The application is for 50,000 sq metres of offices, shops and 421 housing units. An art house cinema is also proposed, as part of the ‘cultural offering’. Developer London and Regional Properties (L&R) obviously believe this will compensate for not providing homes that anybody can actually afford to live in. They say that ‘The level of affordable housing that could be delivered in conjunction with the Development, and its cultural offer, will be determined through discussions with Southwark Council and the submission and appraisal of a Financial Viability Assessment’ (Draft S106 Heads of Terms) .
This is very gracious of L&R, but ignores the well-known requirement for 35% affordable housing, half of which should be social rented (Core Strategy Policy 6). This would give us about 147 affordable units, 70 of which would be social rented.
L&R pre-empt the outcome of the Financial Viability Assessment by stating in their application that all the 421 homes will be free-market (Section 17 Application form). L&R are instead angling to make an in lieu payment for off-site affordable housing, so that their site will be left unsullied by anyone who cannot afford what is likely to be a minimum £500k price tag for a new home.
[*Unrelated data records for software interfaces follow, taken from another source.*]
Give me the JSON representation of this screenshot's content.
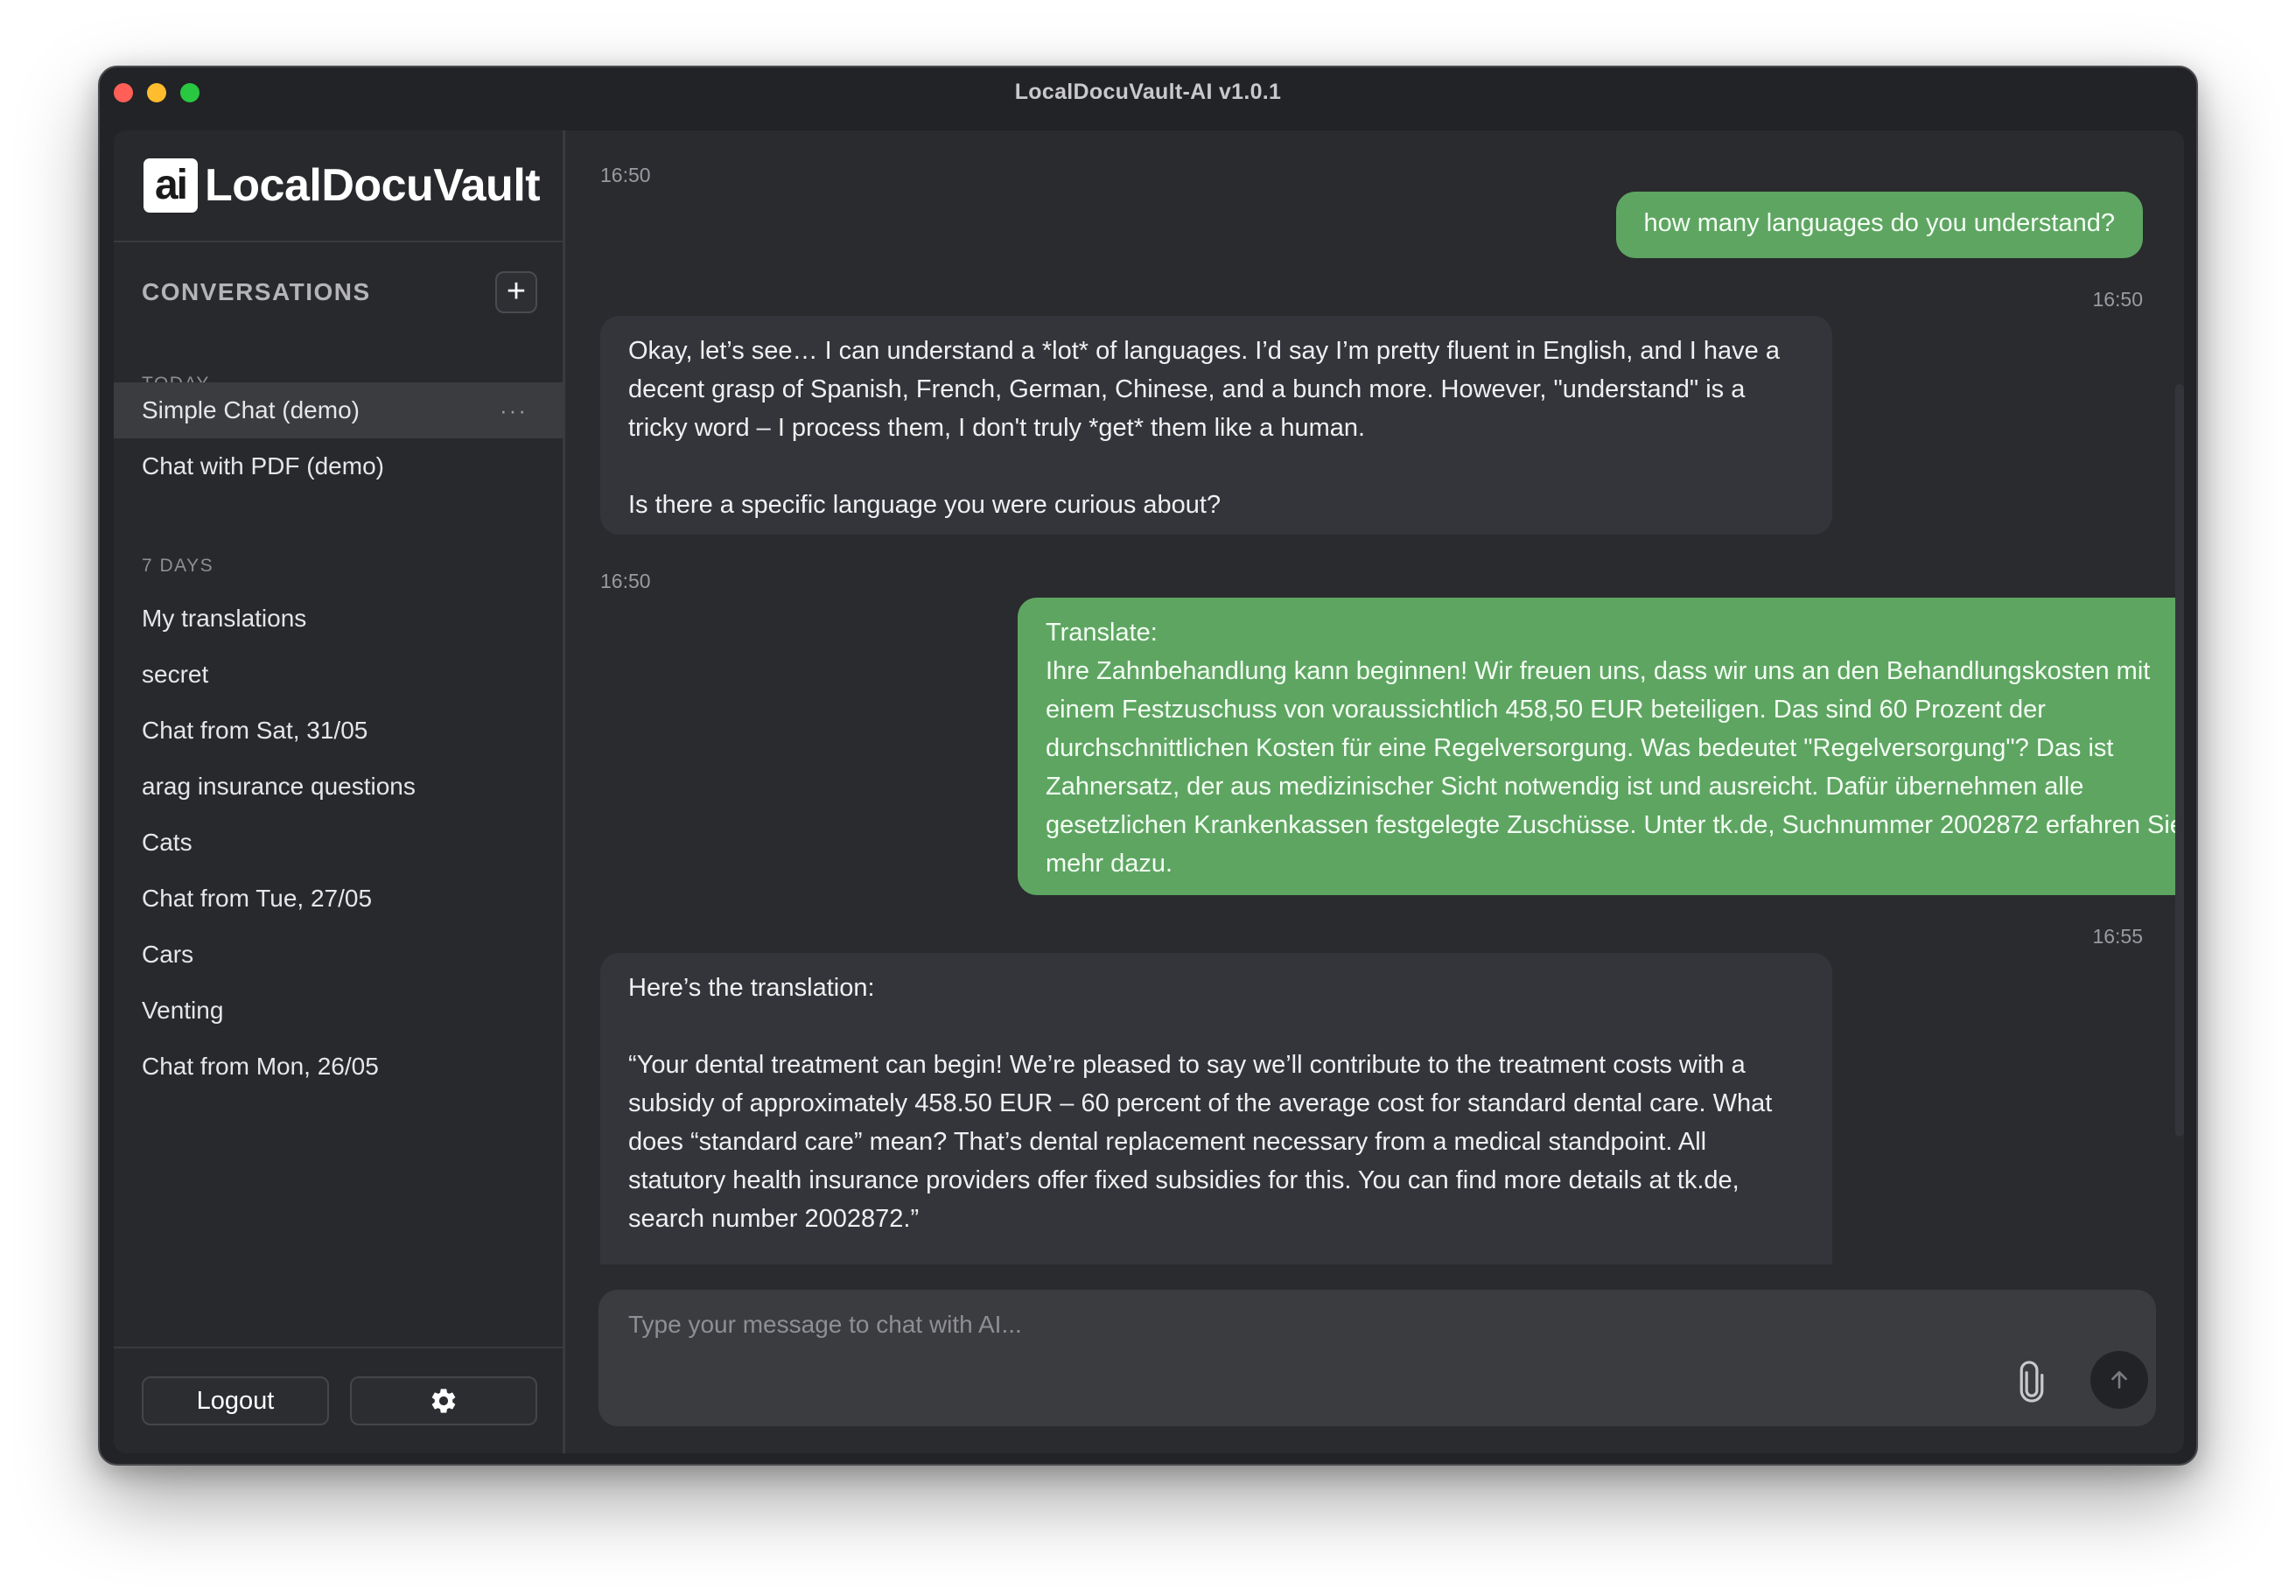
{
  "window": {
    "title": "LocalDocuVault-AI v1.0.1"
  },
  "logo": {
    "mark": "ai",
    "text": "LocalDocuVault"
  },
  "sidebar": {
    "conversations_title": "CONVERSATIONS",
    "add_label": "+",
    "sections": [
      {
        "label": "TODAY",
        "items": [
          {
            "label": "Simple Chat (demo)",
            "active": true
          },
          {
            "label": "Chat with PDF (demo)"
          }
        ]
      },
      {
        "label": "7 DAYS",
        "items": [
          {
            "label": "My translations"
          },
          {
            "label": "secret"
          },
          {
            "label": "Chat from Sat, 31/05"
          },
          {
            "label": "arag insurance questions"
          },
          {
            "label": "Cats"
          },
          {
            "label": "Chat from Tue, 27/05"
          },
          {
            "label": "Cars"
          },
          {
            "label": "Venting"
          },
          {
            "label": "Chat from Mon, 26/05"
          }
        ]
      }
    ],
    "more_label": "···",
    "logout_label": "Logout",
    "settings_icon": "gear-icon"
  },
  "chat": {
    "messages": [
      {
        "role": "user",
        "time": "16:50",
        "text": "how many languages do you understand?"
      },
      {
        "role": "ai",
        "time": "16:50",
        "text": "Okay, let’s see… I can understand a *lot* of languages. I’d say I’m pretty fluent in English, and I have a decent grasp of Spanish, French, German, Chinese, and a bunch more. However, \"understand\" is a tricky word – I process them, I don't truly *get* them like a human.\n\nIs there a specific language you were curious about?"
      },
      {
        "role": "user",
        "time": "16:50",
        "text": "Translate:\nIhre Zahnbehandlung kann beginnen! Wir freuen uns, dass wir uns an den Behandlungskosten mit einem Festzuschuss von voraussichtlich 458,50 EUR beteiligen. Das sind 60 Prozent der durchschnittlichen Kosten für eine Regelversorgung. Was bedeutet \"Regelversorgung\"? Das ist Zahnersatz, der aus medizinischer Sicht notwendig ist und ausreicht. Dafür übernehmen alle gesetzlichen Krankenkassen festgelegte Zuschüsse. Unter tk.de, Suchnummer 2002872 erfahren Sie mehr dazu."
      },
      {
        "role": "ai",
        "time": "16:55",
        "text": "Here’s the translation:\n\n“Your dental treatment can begin! We’re pleased to say we’ll contribute to the treatment costs with a subsidy of approximately 458.50 EUR – 60 percent of the average cost for standard dental care. What does “standard care” mean? That’s dental replacement necessary from a medical standpoint. All statutory health insurance providers offer fixed subsidies for this. You can find more details at tk.de, search number 2002872.”"
      }
    ]
  },
  "composer": {
    "placeholder": "Type your message to chat with AI...",
    "value": "",
    "attach_icon": "paperclip-icon",
    "send_icon": "arrow-up-icon"
  },
  "colors": {
    "user_bubble": "#5ea562",
    "ai_bubble": "#34353a",
    "background": "#2a2b2e"
  }
}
They say ‘… it is therefore felt that the provision of affordable housing off-site (either directly by the Applicant or via a financial contribution) could help to facilitate a broader mix and earlier delivery of affordable tenures’ (11.28 Planning Statement).
L&R support their argument by claiming that the development is one of ‘exceptional circumstances’. This boils down to giving priority to building office space. L&R also trot out the well-worn argument that providing affordable housing means building a separate core (providing what’s become known as ‘poor doors’) which in turn would ‘reduce the efficiency of the Development and ultimately the overall viability.’ If this is not sufficient to convince Southwark to give up hope of any on-site affordable housing L&R adds another developer favourite, that ‘the proposed strategy for the inclusion of the large communal residential terrace……would also need to be reflected in service charges for any affordable rented units’ (Quotes from Planning Statement).
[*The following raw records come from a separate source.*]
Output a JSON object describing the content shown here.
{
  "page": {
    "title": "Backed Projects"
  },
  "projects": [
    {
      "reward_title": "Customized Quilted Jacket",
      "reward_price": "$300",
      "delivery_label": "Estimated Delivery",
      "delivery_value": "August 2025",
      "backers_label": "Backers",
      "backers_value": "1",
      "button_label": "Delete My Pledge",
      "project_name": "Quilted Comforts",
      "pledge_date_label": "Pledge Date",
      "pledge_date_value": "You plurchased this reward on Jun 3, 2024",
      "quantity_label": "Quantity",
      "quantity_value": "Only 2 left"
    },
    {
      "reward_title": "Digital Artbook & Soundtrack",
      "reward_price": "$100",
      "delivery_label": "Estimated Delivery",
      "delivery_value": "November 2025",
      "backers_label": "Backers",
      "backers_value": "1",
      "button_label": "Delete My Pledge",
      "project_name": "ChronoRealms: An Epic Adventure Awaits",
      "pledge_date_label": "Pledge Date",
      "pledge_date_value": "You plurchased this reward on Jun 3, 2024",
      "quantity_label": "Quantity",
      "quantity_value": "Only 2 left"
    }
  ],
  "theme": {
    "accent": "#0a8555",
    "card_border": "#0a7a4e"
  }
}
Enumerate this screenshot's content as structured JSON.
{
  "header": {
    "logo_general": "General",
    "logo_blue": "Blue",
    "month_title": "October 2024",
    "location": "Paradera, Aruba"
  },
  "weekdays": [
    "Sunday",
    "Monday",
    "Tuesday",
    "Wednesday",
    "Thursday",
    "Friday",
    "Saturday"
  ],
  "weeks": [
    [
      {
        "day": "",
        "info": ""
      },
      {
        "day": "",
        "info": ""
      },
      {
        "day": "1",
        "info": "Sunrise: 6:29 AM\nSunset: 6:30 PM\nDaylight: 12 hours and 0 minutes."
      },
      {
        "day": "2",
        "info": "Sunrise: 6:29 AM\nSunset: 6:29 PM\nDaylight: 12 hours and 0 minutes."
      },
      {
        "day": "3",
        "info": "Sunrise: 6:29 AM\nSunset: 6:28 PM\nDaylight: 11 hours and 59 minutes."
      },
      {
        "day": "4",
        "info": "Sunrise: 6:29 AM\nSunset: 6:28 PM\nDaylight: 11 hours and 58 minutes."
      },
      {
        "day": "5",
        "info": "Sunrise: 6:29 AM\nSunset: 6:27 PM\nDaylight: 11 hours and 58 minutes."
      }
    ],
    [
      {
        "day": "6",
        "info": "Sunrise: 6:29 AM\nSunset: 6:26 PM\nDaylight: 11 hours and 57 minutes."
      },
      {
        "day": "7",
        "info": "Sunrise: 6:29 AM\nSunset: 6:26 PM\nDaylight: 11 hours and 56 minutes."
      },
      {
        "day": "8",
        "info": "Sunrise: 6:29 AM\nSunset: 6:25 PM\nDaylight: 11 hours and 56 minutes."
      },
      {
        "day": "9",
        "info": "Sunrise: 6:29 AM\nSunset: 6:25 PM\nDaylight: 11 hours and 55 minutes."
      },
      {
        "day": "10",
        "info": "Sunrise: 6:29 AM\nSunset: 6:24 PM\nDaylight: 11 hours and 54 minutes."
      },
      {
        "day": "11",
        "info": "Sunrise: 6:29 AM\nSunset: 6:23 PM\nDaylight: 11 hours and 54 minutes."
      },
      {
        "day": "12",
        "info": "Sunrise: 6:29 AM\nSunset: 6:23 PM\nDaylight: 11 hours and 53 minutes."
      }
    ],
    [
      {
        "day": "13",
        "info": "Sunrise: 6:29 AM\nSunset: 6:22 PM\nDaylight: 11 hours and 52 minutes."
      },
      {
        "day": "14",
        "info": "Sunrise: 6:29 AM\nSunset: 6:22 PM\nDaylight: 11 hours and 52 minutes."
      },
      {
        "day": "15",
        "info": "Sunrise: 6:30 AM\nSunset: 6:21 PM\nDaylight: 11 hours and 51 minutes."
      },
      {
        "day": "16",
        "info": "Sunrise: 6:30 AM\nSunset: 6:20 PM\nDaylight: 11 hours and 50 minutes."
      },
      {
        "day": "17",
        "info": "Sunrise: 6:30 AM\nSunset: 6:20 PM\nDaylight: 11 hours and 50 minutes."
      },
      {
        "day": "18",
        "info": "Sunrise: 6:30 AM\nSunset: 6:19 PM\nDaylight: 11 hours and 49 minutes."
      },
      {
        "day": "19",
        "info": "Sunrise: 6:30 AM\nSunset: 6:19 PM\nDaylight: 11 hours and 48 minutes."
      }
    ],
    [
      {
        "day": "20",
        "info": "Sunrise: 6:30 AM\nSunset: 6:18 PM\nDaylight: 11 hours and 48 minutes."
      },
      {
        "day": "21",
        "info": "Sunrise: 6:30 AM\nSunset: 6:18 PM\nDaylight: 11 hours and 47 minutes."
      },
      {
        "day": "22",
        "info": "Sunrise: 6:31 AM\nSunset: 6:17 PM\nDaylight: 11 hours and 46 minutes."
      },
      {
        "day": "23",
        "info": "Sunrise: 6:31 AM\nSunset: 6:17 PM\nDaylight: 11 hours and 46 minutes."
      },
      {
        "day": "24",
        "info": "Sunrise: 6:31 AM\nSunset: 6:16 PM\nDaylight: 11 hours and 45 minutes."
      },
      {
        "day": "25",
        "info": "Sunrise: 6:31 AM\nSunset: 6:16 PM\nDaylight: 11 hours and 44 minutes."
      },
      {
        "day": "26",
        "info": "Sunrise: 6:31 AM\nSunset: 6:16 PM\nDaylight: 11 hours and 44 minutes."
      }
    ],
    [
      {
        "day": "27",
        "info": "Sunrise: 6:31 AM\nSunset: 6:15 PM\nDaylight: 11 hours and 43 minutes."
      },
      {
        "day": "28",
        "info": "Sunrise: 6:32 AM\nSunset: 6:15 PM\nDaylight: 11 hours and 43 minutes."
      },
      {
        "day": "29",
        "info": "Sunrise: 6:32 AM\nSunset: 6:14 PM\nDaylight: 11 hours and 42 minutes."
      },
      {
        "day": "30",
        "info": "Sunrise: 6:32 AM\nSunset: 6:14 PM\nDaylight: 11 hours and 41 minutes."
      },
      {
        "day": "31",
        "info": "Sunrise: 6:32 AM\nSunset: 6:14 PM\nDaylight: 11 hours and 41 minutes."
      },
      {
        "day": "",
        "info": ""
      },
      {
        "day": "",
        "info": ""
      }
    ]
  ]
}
L&R have produced a viability appraisal to justify themselves, but despite the imminent adoption of a policy that would make these public, a request by 35% campaign for the appraisal has not been met.
All-in-all, the Skipton House application is a nice example of how a selfish developer (the only kind?) can design affordable housing out of a development and use ‘culture’, something that might bind a community together, to do the opposite and exclude those who just aren’t rich enough.